WHAT TO PRODUCE —
Pull each line containing "heading" out of the data and copy it.

(ENTRIES SUPPLIED begins)

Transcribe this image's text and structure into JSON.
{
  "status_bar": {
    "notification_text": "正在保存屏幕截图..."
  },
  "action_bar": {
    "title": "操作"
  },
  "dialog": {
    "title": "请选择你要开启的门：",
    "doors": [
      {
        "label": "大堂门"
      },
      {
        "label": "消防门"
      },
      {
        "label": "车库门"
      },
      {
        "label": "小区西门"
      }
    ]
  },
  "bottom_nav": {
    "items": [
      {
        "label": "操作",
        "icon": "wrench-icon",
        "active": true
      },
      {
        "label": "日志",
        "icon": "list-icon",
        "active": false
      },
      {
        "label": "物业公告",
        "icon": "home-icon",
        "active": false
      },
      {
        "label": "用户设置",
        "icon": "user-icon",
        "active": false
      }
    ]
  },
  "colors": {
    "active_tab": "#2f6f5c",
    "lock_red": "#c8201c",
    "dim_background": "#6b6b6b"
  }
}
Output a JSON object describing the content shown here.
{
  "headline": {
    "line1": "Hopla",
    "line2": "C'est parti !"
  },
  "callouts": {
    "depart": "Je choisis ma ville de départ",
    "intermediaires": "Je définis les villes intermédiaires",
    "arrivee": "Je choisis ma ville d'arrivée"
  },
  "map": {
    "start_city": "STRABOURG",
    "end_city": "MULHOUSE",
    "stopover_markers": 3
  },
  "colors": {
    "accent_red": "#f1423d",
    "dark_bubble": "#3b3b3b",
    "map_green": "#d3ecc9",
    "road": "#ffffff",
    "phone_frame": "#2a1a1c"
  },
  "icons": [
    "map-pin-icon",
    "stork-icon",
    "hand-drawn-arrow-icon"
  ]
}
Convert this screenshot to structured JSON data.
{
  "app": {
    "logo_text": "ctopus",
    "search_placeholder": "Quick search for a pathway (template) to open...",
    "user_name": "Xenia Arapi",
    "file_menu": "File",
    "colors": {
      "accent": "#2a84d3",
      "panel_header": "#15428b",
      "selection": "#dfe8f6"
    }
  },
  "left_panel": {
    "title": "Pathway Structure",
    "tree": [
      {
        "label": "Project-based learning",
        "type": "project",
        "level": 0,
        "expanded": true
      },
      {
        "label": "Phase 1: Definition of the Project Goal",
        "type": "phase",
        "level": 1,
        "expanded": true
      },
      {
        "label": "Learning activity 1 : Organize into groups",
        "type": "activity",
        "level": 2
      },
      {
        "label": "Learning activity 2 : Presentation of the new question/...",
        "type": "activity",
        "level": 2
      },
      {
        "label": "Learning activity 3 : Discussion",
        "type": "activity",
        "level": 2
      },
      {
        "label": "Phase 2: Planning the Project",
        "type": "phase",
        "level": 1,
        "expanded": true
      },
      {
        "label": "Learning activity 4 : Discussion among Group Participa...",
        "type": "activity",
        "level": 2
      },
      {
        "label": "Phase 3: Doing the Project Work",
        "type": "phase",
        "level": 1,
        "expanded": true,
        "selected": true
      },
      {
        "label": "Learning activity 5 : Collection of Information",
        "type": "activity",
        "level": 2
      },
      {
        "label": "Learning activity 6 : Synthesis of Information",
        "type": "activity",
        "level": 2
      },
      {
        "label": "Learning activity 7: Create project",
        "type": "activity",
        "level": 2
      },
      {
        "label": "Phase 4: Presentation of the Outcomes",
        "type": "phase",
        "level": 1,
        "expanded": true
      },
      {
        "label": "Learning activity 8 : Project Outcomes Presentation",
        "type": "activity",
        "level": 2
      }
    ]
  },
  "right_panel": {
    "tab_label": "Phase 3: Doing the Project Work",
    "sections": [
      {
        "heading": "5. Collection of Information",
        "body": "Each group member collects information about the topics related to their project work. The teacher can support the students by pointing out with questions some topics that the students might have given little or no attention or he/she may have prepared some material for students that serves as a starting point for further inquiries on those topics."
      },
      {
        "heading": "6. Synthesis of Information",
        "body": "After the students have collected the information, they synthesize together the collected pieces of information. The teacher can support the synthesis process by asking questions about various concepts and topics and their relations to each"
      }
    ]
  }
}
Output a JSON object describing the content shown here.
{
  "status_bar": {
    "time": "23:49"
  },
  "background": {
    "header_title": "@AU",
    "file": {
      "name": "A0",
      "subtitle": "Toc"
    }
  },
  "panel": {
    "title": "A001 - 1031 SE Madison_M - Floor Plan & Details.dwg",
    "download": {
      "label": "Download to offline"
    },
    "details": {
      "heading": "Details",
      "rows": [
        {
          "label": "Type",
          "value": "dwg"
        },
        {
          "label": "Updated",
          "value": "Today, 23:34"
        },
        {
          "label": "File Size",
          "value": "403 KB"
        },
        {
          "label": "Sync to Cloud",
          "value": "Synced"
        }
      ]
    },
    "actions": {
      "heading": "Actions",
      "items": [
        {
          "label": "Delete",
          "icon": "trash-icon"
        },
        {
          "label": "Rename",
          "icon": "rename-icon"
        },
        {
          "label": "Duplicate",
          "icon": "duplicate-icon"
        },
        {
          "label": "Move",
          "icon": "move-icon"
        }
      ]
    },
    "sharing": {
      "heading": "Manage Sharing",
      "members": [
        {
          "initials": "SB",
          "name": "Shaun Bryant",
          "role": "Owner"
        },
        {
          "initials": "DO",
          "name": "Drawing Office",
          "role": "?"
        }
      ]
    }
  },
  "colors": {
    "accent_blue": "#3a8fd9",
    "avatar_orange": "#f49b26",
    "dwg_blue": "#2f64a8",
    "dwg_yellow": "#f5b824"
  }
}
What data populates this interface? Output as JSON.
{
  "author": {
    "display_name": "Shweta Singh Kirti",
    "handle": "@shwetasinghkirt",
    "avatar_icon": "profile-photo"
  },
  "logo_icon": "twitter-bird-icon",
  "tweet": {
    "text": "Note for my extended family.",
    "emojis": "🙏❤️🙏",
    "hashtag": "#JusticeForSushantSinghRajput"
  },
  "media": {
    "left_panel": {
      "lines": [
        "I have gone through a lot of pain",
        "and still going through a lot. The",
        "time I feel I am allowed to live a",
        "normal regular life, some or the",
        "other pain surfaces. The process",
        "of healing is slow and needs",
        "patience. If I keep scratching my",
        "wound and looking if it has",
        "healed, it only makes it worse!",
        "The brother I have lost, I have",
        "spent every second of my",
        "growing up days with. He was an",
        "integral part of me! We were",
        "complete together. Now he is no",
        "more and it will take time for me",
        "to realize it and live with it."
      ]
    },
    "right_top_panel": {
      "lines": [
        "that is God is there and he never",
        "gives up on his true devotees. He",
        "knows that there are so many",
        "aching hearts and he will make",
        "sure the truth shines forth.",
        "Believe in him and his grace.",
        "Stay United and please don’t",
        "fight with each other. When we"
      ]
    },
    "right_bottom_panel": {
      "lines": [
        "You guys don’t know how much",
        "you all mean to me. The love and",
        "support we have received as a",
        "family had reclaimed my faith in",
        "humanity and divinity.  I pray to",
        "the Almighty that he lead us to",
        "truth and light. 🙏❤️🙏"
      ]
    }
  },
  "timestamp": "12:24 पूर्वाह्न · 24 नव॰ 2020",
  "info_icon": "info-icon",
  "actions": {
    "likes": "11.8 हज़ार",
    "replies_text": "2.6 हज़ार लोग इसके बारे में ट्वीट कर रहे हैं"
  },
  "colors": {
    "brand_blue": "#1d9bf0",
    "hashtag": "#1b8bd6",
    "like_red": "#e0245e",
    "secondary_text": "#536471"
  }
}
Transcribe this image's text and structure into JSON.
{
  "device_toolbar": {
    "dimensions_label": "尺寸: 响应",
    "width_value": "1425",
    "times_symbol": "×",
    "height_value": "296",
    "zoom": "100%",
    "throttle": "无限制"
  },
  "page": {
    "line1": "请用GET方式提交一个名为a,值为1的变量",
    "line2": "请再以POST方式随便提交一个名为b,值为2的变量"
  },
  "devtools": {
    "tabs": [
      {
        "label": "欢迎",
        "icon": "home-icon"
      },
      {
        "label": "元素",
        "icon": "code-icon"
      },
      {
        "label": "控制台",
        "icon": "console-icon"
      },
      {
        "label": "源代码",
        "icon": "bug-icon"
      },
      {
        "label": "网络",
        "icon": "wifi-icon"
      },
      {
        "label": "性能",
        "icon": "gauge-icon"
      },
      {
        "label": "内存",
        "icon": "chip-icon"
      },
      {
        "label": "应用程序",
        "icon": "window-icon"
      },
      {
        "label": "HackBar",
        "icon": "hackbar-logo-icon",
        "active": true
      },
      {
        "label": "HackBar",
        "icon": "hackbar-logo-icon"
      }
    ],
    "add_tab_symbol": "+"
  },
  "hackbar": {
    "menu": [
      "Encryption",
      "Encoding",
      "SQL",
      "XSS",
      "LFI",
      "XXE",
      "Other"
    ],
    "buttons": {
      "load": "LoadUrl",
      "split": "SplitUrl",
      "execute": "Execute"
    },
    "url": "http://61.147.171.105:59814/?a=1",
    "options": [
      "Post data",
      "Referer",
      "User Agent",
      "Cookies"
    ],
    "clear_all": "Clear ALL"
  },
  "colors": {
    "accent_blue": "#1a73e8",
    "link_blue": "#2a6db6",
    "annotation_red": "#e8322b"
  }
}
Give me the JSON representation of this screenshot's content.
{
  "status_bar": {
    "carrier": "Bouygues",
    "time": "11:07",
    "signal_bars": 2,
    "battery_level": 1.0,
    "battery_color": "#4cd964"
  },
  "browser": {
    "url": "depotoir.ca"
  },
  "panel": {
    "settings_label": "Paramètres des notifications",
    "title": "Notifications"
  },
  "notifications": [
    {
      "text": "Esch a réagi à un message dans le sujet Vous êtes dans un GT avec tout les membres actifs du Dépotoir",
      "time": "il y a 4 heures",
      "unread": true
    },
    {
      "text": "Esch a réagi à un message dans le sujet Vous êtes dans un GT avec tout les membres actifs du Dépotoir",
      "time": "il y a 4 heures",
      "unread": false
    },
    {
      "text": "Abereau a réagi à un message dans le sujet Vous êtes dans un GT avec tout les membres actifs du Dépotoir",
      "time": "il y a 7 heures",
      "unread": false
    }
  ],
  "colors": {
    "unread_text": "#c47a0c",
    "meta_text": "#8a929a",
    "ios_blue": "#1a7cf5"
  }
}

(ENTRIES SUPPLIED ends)

SOLVED PROBLEM —
        "heading": "5. Collection of Information",
        "heading": "6. Synthesis of Information",
      "heading": "Details",
      "heading": "Actions",
      "heading": "Manage Sharing",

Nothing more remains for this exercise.